Nestled in the Blue Ridge Mountains, Lake Chatuge is breathtaking. Since the lake is infertile, its waters are usually clear and add to the attractiveness of the surroundings. This scenic lake set amid the Appalachian Mountains has 130 miles of shoreline and 7,000 surface acres at normal summer pool levels. Chatuge Reservoir, located on the Hiwassee River in western North Carolina, is 13 miles long and extends southeast from the dam into North Georgia. The reservoir is named after a nearby Cherokee settlement. Chatuge Lake is frequently visited by thousands each year who take advantage of all the adventures the lake has to offer.
Many visitors are drawn to Chatuge Reservoir for its fishing, and thirty-two species of fish can be found in the lake. Chatuge has a fair amount of stumps, logs, and brush in places, but is not rife with cover. Tournament fishing is common, and several state-record fish have been pulled from the lake's waters. The water is deep, and fishing in depths of 25 feet or more is common on Chatuge. Bass is predominant, with varieties including spotted bass, smallmouth bass, largemouth bass, hybrid striped bass, and white bass being found in the lake. In addition, Lake Chatuge is home to crappie, sunfish, and channel catfish. Wade fishing for trout is also popular in the Hiawassee River just below Chatuge Dam. Concrete weirs, installed to increase oxygen levels and water flow, provide the trout with an ideal habitat.
For much of its history, Lake Chatuge was the best place in Georgia to catch smallmouth bass. The long-standing state record smallmouth of 7 pounds, 2 ounces, came from Chatuge. In the mid-1980s, spotted bass were introduced into the lake by unknown means, and the smallmouth began a precipitous decline.

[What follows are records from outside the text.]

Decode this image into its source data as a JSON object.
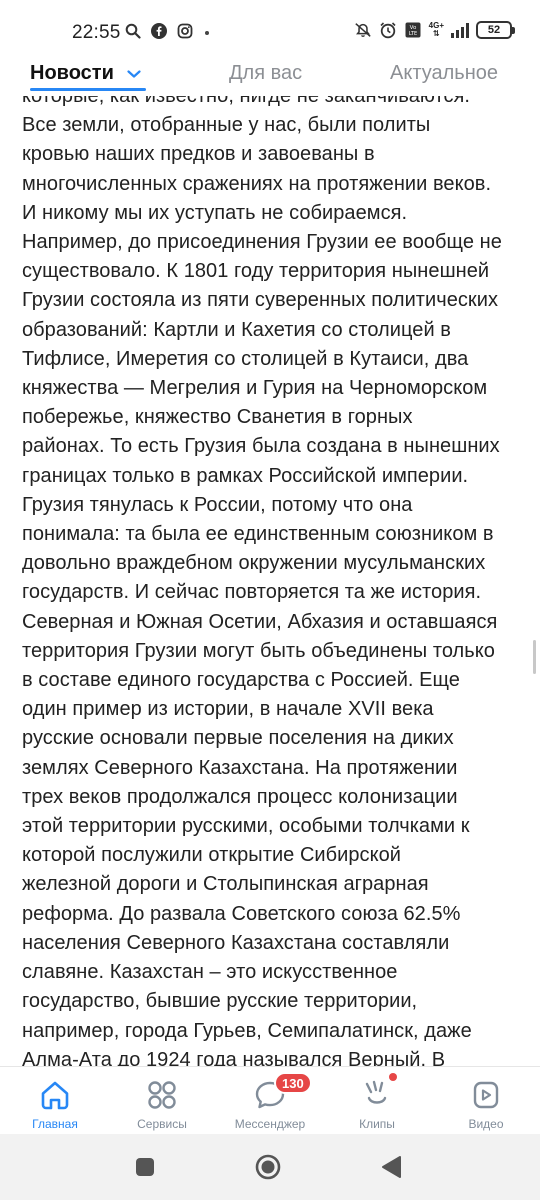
{
  "status_bar": {
    "time": "22:55",
    "battery": "52",
    "network": "4G+"
  },
  "tabs": [
    {
      "label": "Новости"
    },
    {
      "label": "Для вас"
    },
    {
      "label": "Актуальное"
    }
  ],
  "article": {
    "text": "которые, как известно, нигде не заканчиваются.\nВсе земли, отобранные у нас, были политы\nкровью наших предков и завоеваны в\nмногочисленных сражениях на протяжении веков.\nИ никому мы их уступать не собираемся.\nНапример, до присоединения Грузии ее вообще не\nсуществовало. К 1801 году территория нынешней\nГрузии состояла из пяти суверенных политических\nобразований: Картли и Кахетия со столицей в\nТифлисе, Имеретия со столицей в Кутаиси, два\nкняжества — Мегрелия и Гурия на Черноморском\nпобережье, княжество Сванетия в горных\nрайонах. То есть Грузия была создана в нынешних\nграницах только в рамках Российской империи.\nГрузия тянулась к России, потому что она\nпонимала: та была ее единственным союзником в\nдовольно враждебном окружении мусульманских\nгосударств. И сейчас повторяется та же история.\nСеверная и Южная Осетии, Абхазия и оставшаяся\nтерритория Грузии могут быть объединены только\nв составе единого государства с Россией. Еще\nодин пример из истории, в начале XVII века\nрусские основали первые поселения на диких\nземлях Северного Казахстана. На протяжении\nтрех веков продолжался процесс колонизации\nэтой территории русскими, особыми толчками к\nкоторой послужили открытие Сибирской\nжелезной дороги и Столыпинская аграрная\nреформа. До развала Советского союза 62.5%\nнаселения Северного Казахстана составляли\nславяне. Казахстан – это искусственное\nгосударство, бывшие русские территории,\nнапример, города Гурьев, Семипалатинск, даже\nАлма-Ата до 1924 года назывался Верный. В"
  },
  "bottom_nav": {
    "items": [
      {
        "label": "Главная",
        "icon": "home-icon"
      },
      {
        "label": "Сервисы",
        "icon": "services-icon"
      },
      {
        "label": "Мессенджер",
        "icon": "messenger-icon",
        "badge": "130"
      },
      {
        "label": "Клипы",
        "icon": "clips-icon"
      },
      {
        "label": "Видео",
        "icon": "video-icon"
      }
    ]
  },
  "colors": {
    "accent": "#2787f5",
    "badge": "#e64646",
    "muted": "#818c99"
  }
}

To add insult to injury, blueback herring were introduced into the lake in 1990s, again an unauthorized stocking, and the jury is still out on what the effects may be.
Key Species: spotted bass, hybrid striped bass, largemouth bass, white bass.